Experienced networkers can learn about new positions that are not publicly posted. With a broad base of professional contacts, they may gain access to a variety of meaningful positions and use their education, skill sets, and natural talents to positively impact the scientific industry, as well as cultures outside of their own. Some new positions can lead to higher pay and exposure to new contacts, while allowing scientists to develop new skills that will be invaluable throughout the rest of their careers.

In the past, many scientists may have turned away from new career opportunities simply because they were afraid to take risks, fearing that the consequences of failure may outweigh the positives of success. In today's workplace, many employees are responsible for their own careers. As such, some employees are taking risks in order to attain progress.

Listen to contacts and then follow up with them

As scientists meet new contacts, they typically want to ask them a lot of questions. While it is important to communicate with new contacts in an efficient manner, science professionals should listen to them as well, rather than bombard them with dozens of questions.

New contacts will feel more comfortable conversing and networking with their fellow scientists if they are able to tell their stories first, without being interrupted. Out of courtesy, scientists should always listen first. They will likely receive more information by listening, rather than by continuously asking questions.

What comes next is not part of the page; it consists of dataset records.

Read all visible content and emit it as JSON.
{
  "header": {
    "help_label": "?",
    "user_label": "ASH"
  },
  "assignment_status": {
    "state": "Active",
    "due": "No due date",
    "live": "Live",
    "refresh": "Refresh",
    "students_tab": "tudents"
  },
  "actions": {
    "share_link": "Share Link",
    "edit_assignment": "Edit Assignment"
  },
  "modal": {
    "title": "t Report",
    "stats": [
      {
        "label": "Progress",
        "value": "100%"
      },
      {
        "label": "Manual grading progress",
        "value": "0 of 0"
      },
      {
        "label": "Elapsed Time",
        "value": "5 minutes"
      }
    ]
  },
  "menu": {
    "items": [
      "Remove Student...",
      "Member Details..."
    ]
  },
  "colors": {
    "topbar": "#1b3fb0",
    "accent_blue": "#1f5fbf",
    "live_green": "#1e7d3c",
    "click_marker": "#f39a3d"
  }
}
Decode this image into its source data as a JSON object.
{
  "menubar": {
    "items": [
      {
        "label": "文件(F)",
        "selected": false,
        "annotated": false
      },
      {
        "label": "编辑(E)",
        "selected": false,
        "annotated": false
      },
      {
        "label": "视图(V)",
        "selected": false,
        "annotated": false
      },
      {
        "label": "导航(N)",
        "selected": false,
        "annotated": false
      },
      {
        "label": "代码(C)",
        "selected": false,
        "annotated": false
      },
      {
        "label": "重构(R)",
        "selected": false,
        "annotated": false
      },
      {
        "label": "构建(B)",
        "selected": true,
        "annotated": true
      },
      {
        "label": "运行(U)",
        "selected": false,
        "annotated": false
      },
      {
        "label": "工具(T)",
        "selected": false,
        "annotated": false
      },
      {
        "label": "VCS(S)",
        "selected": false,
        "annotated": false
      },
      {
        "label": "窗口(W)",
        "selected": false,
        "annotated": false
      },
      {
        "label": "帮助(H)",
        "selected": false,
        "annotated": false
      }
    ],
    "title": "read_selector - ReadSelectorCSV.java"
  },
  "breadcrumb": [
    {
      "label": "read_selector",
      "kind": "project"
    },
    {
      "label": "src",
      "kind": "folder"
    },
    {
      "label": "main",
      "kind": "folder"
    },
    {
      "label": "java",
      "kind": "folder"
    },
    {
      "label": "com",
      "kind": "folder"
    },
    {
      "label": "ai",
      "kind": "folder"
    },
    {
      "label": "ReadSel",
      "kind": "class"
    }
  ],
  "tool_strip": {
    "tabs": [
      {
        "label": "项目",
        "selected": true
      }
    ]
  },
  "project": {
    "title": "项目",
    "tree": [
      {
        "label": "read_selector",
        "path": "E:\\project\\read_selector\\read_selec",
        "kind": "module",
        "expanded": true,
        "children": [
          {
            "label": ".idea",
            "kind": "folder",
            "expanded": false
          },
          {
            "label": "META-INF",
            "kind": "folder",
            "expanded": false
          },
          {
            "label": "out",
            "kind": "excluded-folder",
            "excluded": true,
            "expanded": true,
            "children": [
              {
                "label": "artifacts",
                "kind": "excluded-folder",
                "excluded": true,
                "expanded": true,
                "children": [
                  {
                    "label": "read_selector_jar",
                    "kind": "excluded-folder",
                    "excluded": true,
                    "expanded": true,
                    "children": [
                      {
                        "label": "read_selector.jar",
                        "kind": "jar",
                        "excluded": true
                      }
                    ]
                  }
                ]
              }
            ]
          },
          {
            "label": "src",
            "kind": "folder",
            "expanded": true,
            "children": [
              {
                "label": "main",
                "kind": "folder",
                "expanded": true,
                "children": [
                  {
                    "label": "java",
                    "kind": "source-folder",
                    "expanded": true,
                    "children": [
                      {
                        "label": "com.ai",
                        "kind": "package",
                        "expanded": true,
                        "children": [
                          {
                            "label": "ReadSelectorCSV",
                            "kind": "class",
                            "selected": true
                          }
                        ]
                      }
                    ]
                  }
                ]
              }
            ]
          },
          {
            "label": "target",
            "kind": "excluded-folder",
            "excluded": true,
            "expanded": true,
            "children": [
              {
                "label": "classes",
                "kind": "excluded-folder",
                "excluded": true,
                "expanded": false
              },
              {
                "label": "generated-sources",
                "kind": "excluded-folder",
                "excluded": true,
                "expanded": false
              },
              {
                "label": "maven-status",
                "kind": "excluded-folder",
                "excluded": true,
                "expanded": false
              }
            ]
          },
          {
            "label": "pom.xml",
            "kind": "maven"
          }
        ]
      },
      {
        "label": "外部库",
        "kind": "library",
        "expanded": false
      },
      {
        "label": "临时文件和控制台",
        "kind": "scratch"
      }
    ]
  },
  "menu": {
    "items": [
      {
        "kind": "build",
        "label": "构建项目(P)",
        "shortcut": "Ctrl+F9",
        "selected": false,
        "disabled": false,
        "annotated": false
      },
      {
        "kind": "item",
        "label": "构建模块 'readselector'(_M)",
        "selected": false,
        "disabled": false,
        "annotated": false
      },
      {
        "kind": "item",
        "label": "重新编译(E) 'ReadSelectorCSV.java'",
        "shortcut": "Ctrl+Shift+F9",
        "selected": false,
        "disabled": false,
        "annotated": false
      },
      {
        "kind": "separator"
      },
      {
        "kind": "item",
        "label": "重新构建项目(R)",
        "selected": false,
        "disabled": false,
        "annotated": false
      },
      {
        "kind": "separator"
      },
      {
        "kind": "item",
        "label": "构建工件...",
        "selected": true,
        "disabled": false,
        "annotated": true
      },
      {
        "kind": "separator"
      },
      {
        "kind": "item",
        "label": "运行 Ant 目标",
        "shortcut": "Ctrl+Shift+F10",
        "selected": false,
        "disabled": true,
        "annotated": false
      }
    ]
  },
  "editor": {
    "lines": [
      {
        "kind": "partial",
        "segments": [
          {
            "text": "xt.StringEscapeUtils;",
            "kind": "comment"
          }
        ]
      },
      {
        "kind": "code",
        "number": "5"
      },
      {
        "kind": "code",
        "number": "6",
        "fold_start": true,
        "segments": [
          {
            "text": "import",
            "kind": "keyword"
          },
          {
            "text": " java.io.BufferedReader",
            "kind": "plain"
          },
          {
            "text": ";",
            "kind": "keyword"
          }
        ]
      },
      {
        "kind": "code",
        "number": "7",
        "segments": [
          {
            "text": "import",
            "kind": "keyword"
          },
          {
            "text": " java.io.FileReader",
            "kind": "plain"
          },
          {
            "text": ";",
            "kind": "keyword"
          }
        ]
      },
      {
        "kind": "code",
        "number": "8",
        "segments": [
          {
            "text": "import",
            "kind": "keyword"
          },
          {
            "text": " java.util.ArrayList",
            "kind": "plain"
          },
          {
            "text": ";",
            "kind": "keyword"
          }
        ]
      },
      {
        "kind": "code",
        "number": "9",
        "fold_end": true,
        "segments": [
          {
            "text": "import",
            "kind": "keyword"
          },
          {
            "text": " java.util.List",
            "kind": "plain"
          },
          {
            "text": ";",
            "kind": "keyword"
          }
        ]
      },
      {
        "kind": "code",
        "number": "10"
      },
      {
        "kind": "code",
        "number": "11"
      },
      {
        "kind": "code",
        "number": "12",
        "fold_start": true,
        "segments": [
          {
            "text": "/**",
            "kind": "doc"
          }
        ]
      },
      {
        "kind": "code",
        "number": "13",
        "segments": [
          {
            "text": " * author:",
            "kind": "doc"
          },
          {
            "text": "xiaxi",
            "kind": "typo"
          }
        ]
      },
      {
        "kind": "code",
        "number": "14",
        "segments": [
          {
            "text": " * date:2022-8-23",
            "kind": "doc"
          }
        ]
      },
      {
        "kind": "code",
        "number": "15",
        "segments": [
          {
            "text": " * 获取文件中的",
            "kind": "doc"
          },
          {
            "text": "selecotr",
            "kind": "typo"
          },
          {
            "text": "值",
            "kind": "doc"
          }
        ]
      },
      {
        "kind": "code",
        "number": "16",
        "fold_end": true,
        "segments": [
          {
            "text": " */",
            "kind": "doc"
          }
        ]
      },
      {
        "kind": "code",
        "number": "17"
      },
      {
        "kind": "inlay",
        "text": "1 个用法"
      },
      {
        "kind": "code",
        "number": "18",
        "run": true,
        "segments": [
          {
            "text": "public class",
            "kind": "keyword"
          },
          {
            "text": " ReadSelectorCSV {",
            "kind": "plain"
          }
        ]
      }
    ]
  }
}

Once scientists have initiated new relationships, they should follow up. Through continuous follow-up with professional contacts at lunches, banquets and various events, scientists will appear to be interested in not only discovering new career opportunities, but also in learning more about science in general.

Develop lifelong connections

Many scientists acquire a variety of networking contacts, yet fail to remain in touch with them for long periods of time. In order to network properly, science professionals should talk to their contacts not only for a few months or a couple of years, but for an extended period of time. Efficient networking requires years of connections that may lead to lifelong relationships, as well as new career opportunities.

By remaining open minded, carefully considering different career opportunities, listening to and following up with contacts, and maintaining lifelong connections, scientists can be successful networkers throughout their careers and lives. While meeting new contacts, science professionals may encounter a variety of opportunities to positively impact the world and fully develop their talents and skill sets. Simply put, networking will help scientists perform to the best of their abilities in order to achieve goals they previously thought were unattainable.

Published In

Q is for Quality Magazine Issue Cover
Q is for Quality

Published: May 1, 2010

Cover Story

Q is for Quality

Despite the vigilance of federal, state and local regulators and of accreditation organizations that evaluate and certify laboratories, the development and maintenance of quality in laboratories are constant concerns.